> [PROBLEM DESCRIPTION] Write out the full listing exactly as given, minus the images.
[INFORMATION SHOWN Boundary: Start]
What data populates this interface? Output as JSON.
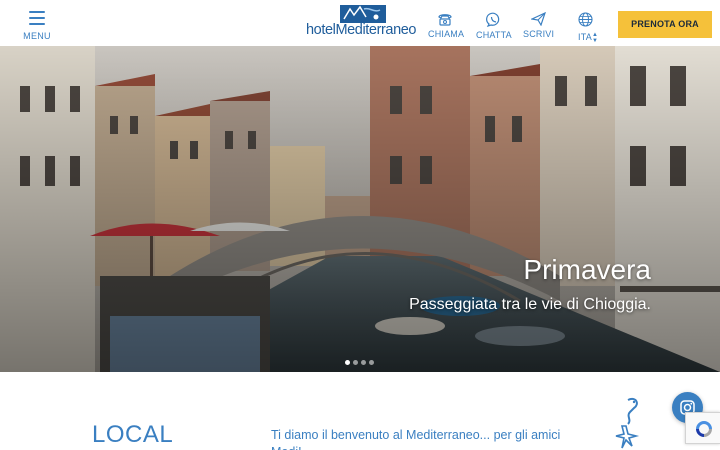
{
  "header": {
    "menu_label": "MENU",
    "logo_text_prefix": "hotel",
    "logo_text_main": "Mediterraneo",
    "actions": [
      {
        "label": "CHIAMA",
        "icon": "phone-icon"
      },
      {
        "label": "CHATTA",
        "icon": "whatsapp-icon"
      },
      {
        "label": "SCRIVI",
        "icon": "paper-plane-icon"
      }
    ],
    "language": {
      "label": "ITA",
      "icon": "globe-icon"
    },
    "book_label": "PRENOTA ORA"
  },
  "hero": {
    "title": "Primavera",
    "subtitle": "Passeggiata tra le vie di Chioggia.",
    "slides_count": 4,
    "active_slide": 1
  },
  "intro": {
    "heading": "LOCAL",
    "welcome_text": "Ti diamo il benvenuto al Mediterraneo... per gli amici Medi!"
  },
  "floating": {
    "instagram_icon": "instagram-icon",
    "captcha_icon": "recaptcha-icon"
  },
  "colors": {
    "brand_blue": "#3a7fc1",
    "book_button": "#f5c13a"
  }
}
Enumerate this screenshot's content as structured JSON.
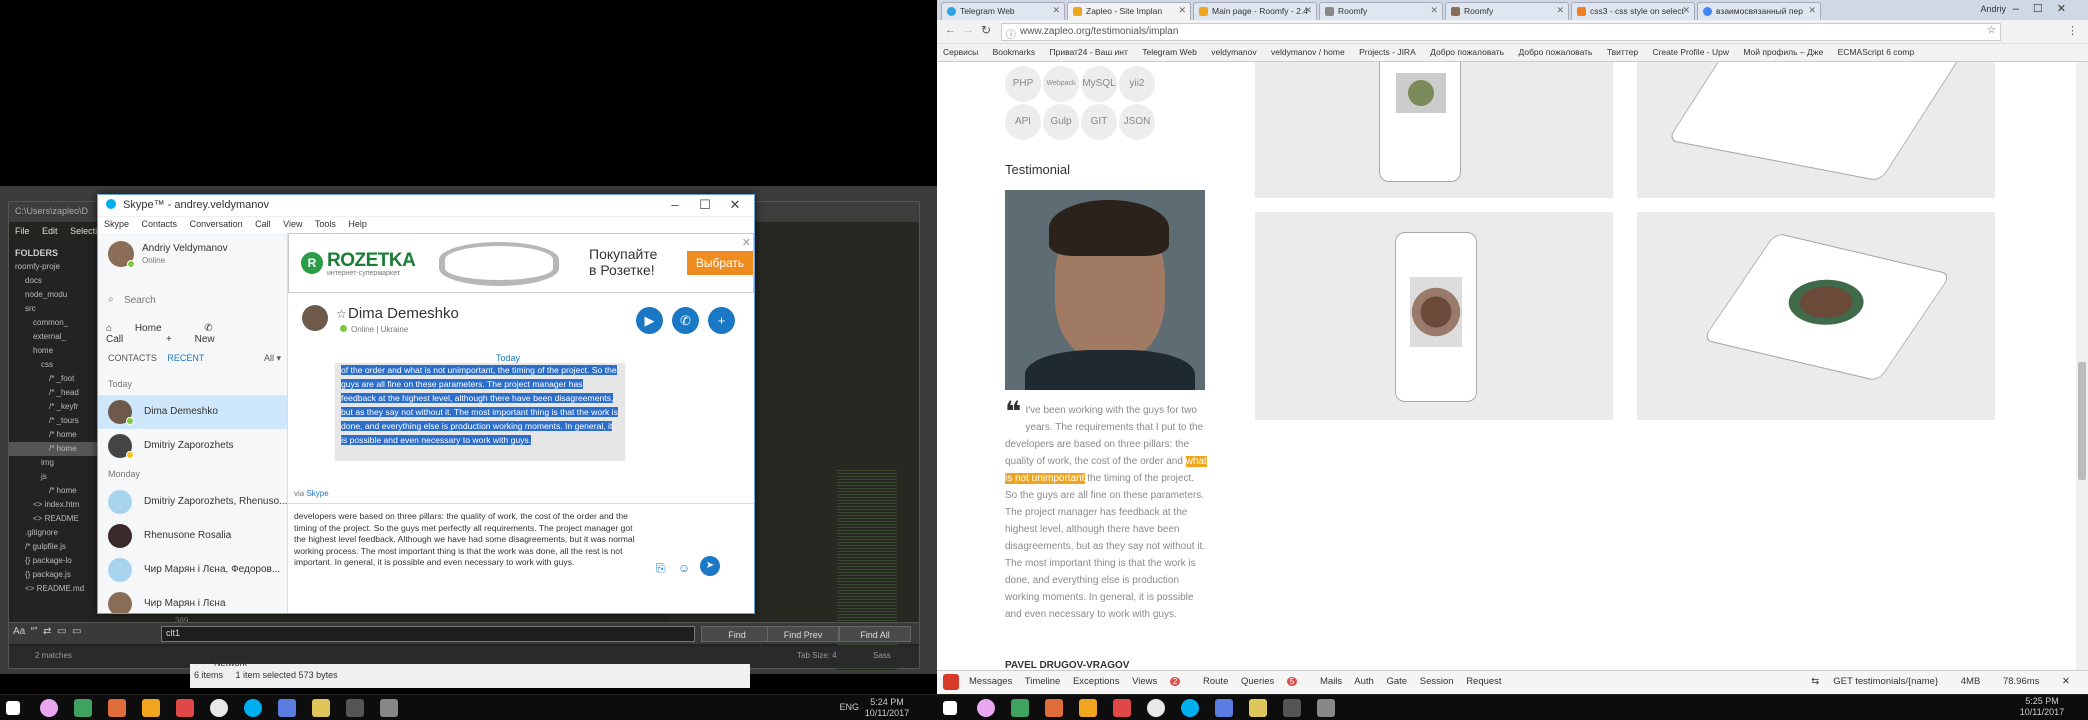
{
  "left": {
    "sublime": {
      "title": "C:\\Users\\zapleo\\D",
      "menu": [
        "File",
        "Edit",
        "Selection"
      ],
      "folders_header": "FOLDERS",
      "tree": [
        "roomfy-proje",
        "docs",
        "node_modu",
        "src",
        "common_",
        "external_",
        "home",
        "css",
        "/* _foot",
        "/* _head",
        "/* _keyfr",
        "/* _tours",
        "/* home",
        "/* home",
        "img",
        "js",
        "/* home",
        "<> index.htm",
        "<> README",
        ".gitignore",
        "/* gulpfile.js",
        "{} package-lo",
        "{} package.js",
        "<> README.md"
      ],
      "line_no": "389",
      "find_value": "clt1",
      "find_btn": "Find",
      "find_prev_btn": "Find Prev",
      "find_all_btn": "Find All",
      "status_left": "2 matches",
      "status_tab": "Tab Size: 4",
      "status_syntax": "Sass"
    },
    "explorer": {
      "network": "Network",
      "items": "6 items",
      "selected": "1 item selected  573 bytes"
    },
    "skype": {
      "window_title": "Skype™ - andrey.veldymanov",
      "menu": [
        "Skype",
        "Contacts",
        "Conversation",
        "Call",
        "View",
        "Tools",
        "Help"
      ],
      "profile_name": "Andriy Veldymanov",
      "profile_status": "Online",
      "search_placeholder": "Search",
      "nav": {
        "home": "Home",
        "call": "Call",
        "new": "New"
      },
      "tabs": {
        "contacts": "CONTACTS",
        "recent": "RECENT",
        "filter": "All"
      },
      "sections": {
        "today": "Today",
        "monday": "Monday"
      },
      "contacts": [
        "Dima Demeshko",
        "Dmitriy Zaporozhets",
        "Dmitriy Zaporozhets, Rhenuso...",
        "Rhenusone Rosalia",
        "Чир Марян і Лєна, Федоров...",
        "Чир Марян і Лєна"
      ],
      "ad": {
        "brand": "ROZETKA",
        "brand_sub": "интернет-супермаркет",
        "text_line1": "Покупайте",
        "text_line2": "в Розетке!",
        "button": "Выбрать"
      },
      "conversation": {
        "name": "Dima Demeshko",
        "status": "Online | Ukraine",
        "day": "Today",
        "message": "of the order and what is not unimportant, the timing of the project. So the guys are all fine on these parameters. The project manager has feedback at the highest level, although there have been disagreements, but as they say not without it. The most important thing is that the work is done, and everything else is production working moments. In general, it is possible and even necessary to work with guys.",
        "via": "via",
        "via_app": "Skype",
        "compose": "developers were based on three pillars: the quality of work, the cost of the order and the timing of the project. So the guys met perfectly all requirements. The project manager got the highest level feedback. Although we have had some disagreements, but it was normal working process. The most important thing is that the work was done, all the rest is not important. In general, it is possible and even necessary to work with guys."
      }
    },
    "tray": {
      "lang": "ENG",
      "time": "5:24 PM",
      "date": "10/11/2017"
    }
  },
  "right": {
    "tabs": [
      {
        "label": "Telegram Web",
        "color": "#2ca5e0"
      },
      {
        "label": "Zapleo - Site Implan",
        "color": "#f0a51e"
      },
      {
        "label": "Main page - Roomfy - 2.4",
        "color": "#f0a51e"
      },
      {
        "label": "Roomfy",
        "color": "#888888"
      },
      {
        "label": "Roomfy",
        "color": "#8a6d57"
      },
      {
        "label": "css3 - css style on select",
        "color": "#f48024"
      },
      {
        "label": "взаимосвязанный пер",
        "color": "#4285f4"
      }
    ],
    "profile": "Andriy",
    "url": "www.zapleo.org/testimonials/implan",
    "bookmarks": [
      "Сервисы",
      "Bookmarks",
      "Приват24 - Ваш инт",
      "Telegram Web",
      "veldymanov",
      "veldymanov / home",
      "Projects - JIRA",
      "Добро пожаловать",
      "Добро пожаловать",
      "Твиттер",
      "Create Profile - Upw",
      "Мой профиль – Дже",
      "ECMAScript 6 comp"
    ],
    "skills": [
      "PHP",
      "Webpack",
      "MySQL",
      "yii2",
      "API",
      "Gulp",
      "GIT",
      "JSON"
    ],
    "testimonial_title": "Testimonial",
    "quote_lines_before": "I've been working with the guys for two years. The requirements that I put to the developers are based on three pillars: the quality of work, the cost of the order and",
    "quote_highlight": "what is not unimportant",
    "quote_after": "the timing of the project. So the guys are all fine on these parameters. The project manager has feedback at the highest level, although there have been disagreements, but as they say not without it. The most important thing is that the work is done, and everything else is production working moments. In general, it is possible and even necessary to work with guys.",
    "author": "PAVEL DRUGOV-VRAGOV",
    "debug": {
      "items": [
        "Messages",
        "Timeline",
        "Exceptions",
        "Views",
        "Route",
        "Queries",
        "Mails",
        "Auth",
        "Gate",
        "Session",
        "Request"
      ],
      "views_count": "2",
      "queries_count": "5",
      "route": "GET testimonials/{name}",
      "memory": "4MB",
      "time": "78.96ms"
    },
    "tray": {
      "time": "5:25 PM",
      "date": "10/11/2017"
    }
  }
}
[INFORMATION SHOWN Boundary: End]
> [TASK SOLUTION]
What data populates this interface? Output as JSON.
{
  "header": {
    "menu_label": "MENU",
    "logo_text_prefix": "hotel",
    "logo_text_main": "Mediterraneo",
    "actions": [
      {
        "label": "CHIAMA",
        "icon": "phone-icon"
      },
      {
        "label": "CHATTA",
        "icon": "whatsapp-icon"
      },
      {
        "label": "SCRIVI",
        "icon": "paper-plane-icon"
      }
    ],
    "language": {
      "label": "ITA",
      "icon": "globe-icon"
    },
    "book_label": "PRENOTA ORA"
  },
  "hero": {
    "title": "Primavera",
    "subtitle": "Passeggiata tra le vie di Chioggia.",
    "slides_count": 4,
    "active_slide": 1
  },
  "intro": {
    "heading": "LOCAL",
    "welcome_text": "Ti diamo il benvenuto al Mediterraneo... per gli amici Medi!"
  },
  "floating": {
    "instagram_icon": "instagram-icon",
    "captcha_icon": "recaptcha-icon"
  },
  "colors": {
    "brand_blue": "#3a7fc1",
    "book_button": "#f5c13a"
  }
}
Enumerate this screenshot's content as structured JSON.
{
  "left": {
    "sublime": {
      "title": "C:\\Users\\zapleo\\D",
      "menu": [
        "File",
        "Edit",
        "Selection"
      ],
      "folders_header": "FOLDERS",
      "tree": [
        "roomfy-proje",
        "docs",
        "node_modu",
        "src",
        "common_",
        "external_",
        "home",
        "css",
        "/* _foot",
        "/* _head",
        "/* _keyfr",
        "/* _tours",
        "/* home",
        "/* home",
        "img",
        "js",
        "/* home",
        "<> index.htm",
        "<> README",
        ".gitignore",
        "/* gulpfile.js",
        "{} package-lo",
        "{} package.js",
        "<> README.md"
      ],
      "line_no": "389",
      "find_value": "clt1",
      "find_btn": "Find",
      "find_prev_btn": "Find Prev",
      "find_all_btn": "Find All",
      "status_left": "2 matches",
      "status_tab": "Tab Size: 4",
      "status_syntax": "Sass"
    },
    "explorer": {
      "network": "Network",
      "items": "6 items",
      "selected": "1 item selected  573 bytes"
    },
    "skype": {
      "window_title": "Skype™ - andrey.veldymanov",
      "menu": [
        "Skype",
        "Contacts",
        "Conversation",
        "Call",
        "View",
        "Tools",
        "Help"
      ],
      "profile_name": "Andriy Veldymanov",
      "profile_status": "Online",
      "search_placeholder": "Search",
      "nav": {
        "home": "Home",
        "call": "Call",
        "new": "New"
      },
      "tabs": {
        "contacts": "CONTACTS",
        "recent": "RECENT",
        "filter": "All"
      },
      "sections": {
        "today": "Today",
        "monday": "Monday"
      },
      "contacts": [
        "Dima Demeshko",
        "Dmitriy Zaporozhets",
        "Dmitriy Zaporozhets, Rhenuso...",
        "Rhenusone Rosalia",
        "Чир Марян і Лєна, Федоров...",
        "Чир Марян і Лєна"
      ],
      "ad": {
        "brand": "ROZETKA",
        "brand_sub": "интернет-супермаркет",
        "text_line1": "Покупайте",
        "text_line2": "в Розетке!",
        "button": "Выбрать"
      },
      "conversation": {
        "name": "Dima Demeshko",
        "status": "Online | Ukraine",
        "day": "Today",
        "message": "of the order and what is not unimportant, the timing of the project. So the guys are all fine on these parameters. The project manager has feedback at the highest level, although there have been disagreements, but as they say not without it. The most important thing is that the work is done, and everything else is production working moments. In general, it is possible and even necessary to work with guys.",
        "via": "via",
        "via_app": "Skype",
        "compose": "developers were based on three pillars: the quality of work, the cost of the order and the timing of the project. So the guys met perfectly all requirements. The project manager got the highest level feedback. Although we have had some disagreements, but it was normal working process. The most important thing is that the work was done, all the rest is not important. In general, it is possible and even necessary to work with guys."
      }
    },
    "tray": {
      "lang": "ENG",
      "time": "5:24 PM",
      "date": "10/11/2017"
    }
  },
  "right": {
    "tabs": [
      {
        "label": "Telegram Web",
        "color": "#2ca5e0"
      },
      {
        "label": "Zapleo - Site Implan",
        "color": "#f0a51e"
      },
      {
        "label": "Main page - Roomfy - 2.4",
        "color": "#f0a51e"
      },
      {
        "label": "Roomfy",
        "color": "#888888"
      },
      {
        "label": "Roomfy",
        "color": "#8a6d57"
      },
      {
        "label": "css3 - css style on select",
        "color": "#f48024"
      },
      {
        "label": "взаимосвязанный пер",
        "color": "#4285f4"
      }
    ],
    "profile": "Andriy",
    "url": "www.zapleo.org/testimonials/implan",
    "bookmarks": [
      "Сервисы",
      "Bookmarks",
      "Приват24 - Ваш инт",
      "Telegram Web",
      "veldymanov",
      "veldymanov / home",
      "Projects - JIRA",
      "Добро пожаловать",
      "Добро пожаловать",
      "Твиттер",
      "Create Profile - Upw",
      "Мой профиль – Дже",
      "ECMAScript 6 comp"
    ],
    "skills": [
      "PHP",
      "Webpack",
      "MySQL",
      "yii2",
      "API",
      "Gulp",
      "GIT",
      "JSON"
    ],
    "testimonial_title": "Testimonial",
    "quote_lines_before": "I've been working with the guys for two years. The requirements that I put to the developers are based on three pillars: the quality of work, the cost of the order and",
    "quote_highlight": "what is not unimportant",
    "quote_after": "the timing of the project. So the guys are all fine on these parameters. The project manager has feedback at the highest level, although there have been disagreements, but as they say not without it. The most important thing is that the work is done, and everything else is production working moments. In general, it is possible and even necessary to work with guys.",
    "author": "PAVEL DRUGOV-VRAGOV",
    "debug": {
      "items": [
        "Messages",
        "Timeline",
        "Exceptions",
        "Views",
        "Route",
        "Queries",
        "Mails",
        "Auth",
        "Gate",
        "Session",
        "Request"
      ],
      "views_count": "2",
      "queries_count": "5",
      "route": "GET testimonials/{name}",
      "memory": "4MB",
      "time": "78.96ms"
    },
    "tray": {
      "time": "5:25 PM",
      "date": "10/11/2017"
    }
  }
}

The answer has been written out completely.